This approach continued in 1979. Dodge offered yet another Colt, this time an even smaller front wheel drive model called the Colt Hatchback (CC coming later in this series). Covering all bases, Dodge continued to offer the rear wheel drive sedans and big wagon alongside the hatchback in 1979, but dropped the sedans in 1980. The newer wagon would carry on until 1981, and the hatchback would remain until ’84, but our featured car lasted a mere three years in the US market.
And to confuse things a bit more, Plymouth started selling Mitsubishis too. In fact they beat Dodge with the new Celeste-coupe version of the Lancer-based car by one year, selling the Arrow starting in 1976.
In 1979, the Fire Arrow, sporting the big Mitsubishi 105 hp 2.6 four, became a bit of a cult classic. In the little Lancer body, it gave decent performance for quite little money, at a time when that was not easy to come by. Maybe it should have been called Hemi ‘Cuda II.
But the Arrow was just the start, as eventually Plymouth dealers also started selling certain Colt-branded Mitsubishis. They wanted in on the Japanese-car action, even if it wasn’t in really significant numbers.
I’d like to say something positive about this odd little Colt, but a closer look does not inspire. The rust on the corner of the back window does form a weep line over the fuel door, drawing our eyes to the (standard) locking gas cap. However, that’s rather typical of all Japanese product of the time, so we’re still looking for inspiration.

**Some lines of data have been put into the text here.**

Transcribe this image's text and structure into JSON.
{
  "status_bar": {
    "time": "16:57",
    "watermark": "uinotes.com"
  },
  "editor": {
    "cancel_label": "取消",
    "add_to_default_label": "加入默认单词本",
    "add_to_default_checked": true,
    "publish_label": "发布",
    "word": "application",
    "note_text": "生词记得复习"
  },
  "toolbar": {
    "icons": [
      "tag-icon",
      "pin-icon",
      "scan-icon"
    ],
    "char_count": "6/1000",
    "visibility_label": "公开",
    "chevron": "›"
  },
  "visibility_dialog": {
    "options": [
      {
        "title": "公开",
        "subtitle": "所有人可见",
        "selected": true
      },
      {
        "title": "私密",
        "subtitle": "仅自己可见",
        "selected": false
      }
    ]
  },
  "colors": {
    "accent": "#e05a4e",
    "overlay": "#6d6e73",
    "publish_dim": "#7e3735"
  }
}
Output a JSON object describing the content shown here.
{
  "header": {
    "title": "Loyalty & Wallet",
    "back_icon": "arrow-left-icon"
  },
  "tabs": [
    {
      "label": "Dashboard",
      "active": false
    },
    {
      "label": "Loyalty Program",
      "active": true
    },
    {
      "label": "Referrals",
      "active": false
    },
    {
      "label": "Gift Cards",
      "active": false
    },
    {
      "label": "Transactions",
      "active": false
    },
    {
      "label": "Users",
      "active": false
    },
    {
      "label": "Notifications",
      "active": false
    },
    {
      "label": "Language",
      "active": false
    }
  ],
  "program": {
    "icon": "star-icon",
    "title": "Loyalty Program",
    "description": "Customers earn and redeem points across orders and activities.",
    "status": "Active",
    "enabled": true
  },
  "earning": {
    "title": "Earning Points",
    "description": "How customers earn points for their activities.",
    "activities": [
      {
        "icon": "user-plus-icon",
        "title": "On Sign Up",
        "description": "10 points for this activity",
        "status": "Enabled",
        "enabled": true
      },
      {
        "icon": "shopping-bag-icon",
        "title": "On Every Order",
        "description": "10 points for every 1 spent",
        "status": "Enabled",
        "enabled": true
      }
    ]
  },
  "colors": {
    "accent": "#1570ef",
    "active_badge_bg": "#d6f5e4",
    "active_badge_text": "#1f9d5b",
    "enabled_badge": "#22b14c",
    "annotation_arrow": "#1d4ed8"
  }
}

This closeup of the front bumper shows us everything is present, but the surface rust atop the bumper indicates this car is probably at the end of it’s life cycle. Someone is keeping it around for occasional transportation today, but I can’t picture a future buyer snapping it up as a restoration project, and there’s very few people interested in driving a patina laden, mid-seventies Japanese econo-box.
Looking at that interior does bring back memories, but not Dodge Colt memories. I drove a 1973 Toyota Corolla back in high school, and this cockpit matches it feature for feature. The round gauges, shifter placement, interior door latch, window crank, and arm rest come directly out of the same playbook. Even the dark colored door panels and light colored headliner match my Corolla memories.
Perhaps that similarity wasn’t exactly the best thing for this Colt. Given the speed of change we saw in the seventies, a new 1977 that recalled cars from five years earlier doesn’t strike me as a recipe for success. Searching the internet for further answers, I encountered this coupe with shiny paint and a lowered suspension. While a much nicer car than our featured car, it really does not move my thrill meter. Overall, I consider these ’77 to ’79 Colt sedans a lost generation–the final gasp for rear wheel drive, a cheap basic car to slot below the Omni, and a placeholder until Mitsubishi developed its own front wheel drive product.
To close, I’ll share this view of the most boring aspect of this boring car- the factory dog dish hubcaps. Credit where credit is due, the owner has kept track of all four of them for the past 37 years. Based on that accomplishment, I’ll anoint this Colt with full Curbside Classic accreditation. If the owner had not saved this Colt, we never would have learned how Dodge dithered with the Colt nameplate between 1977 and 1979, searching for a product line that fit their needs at the time.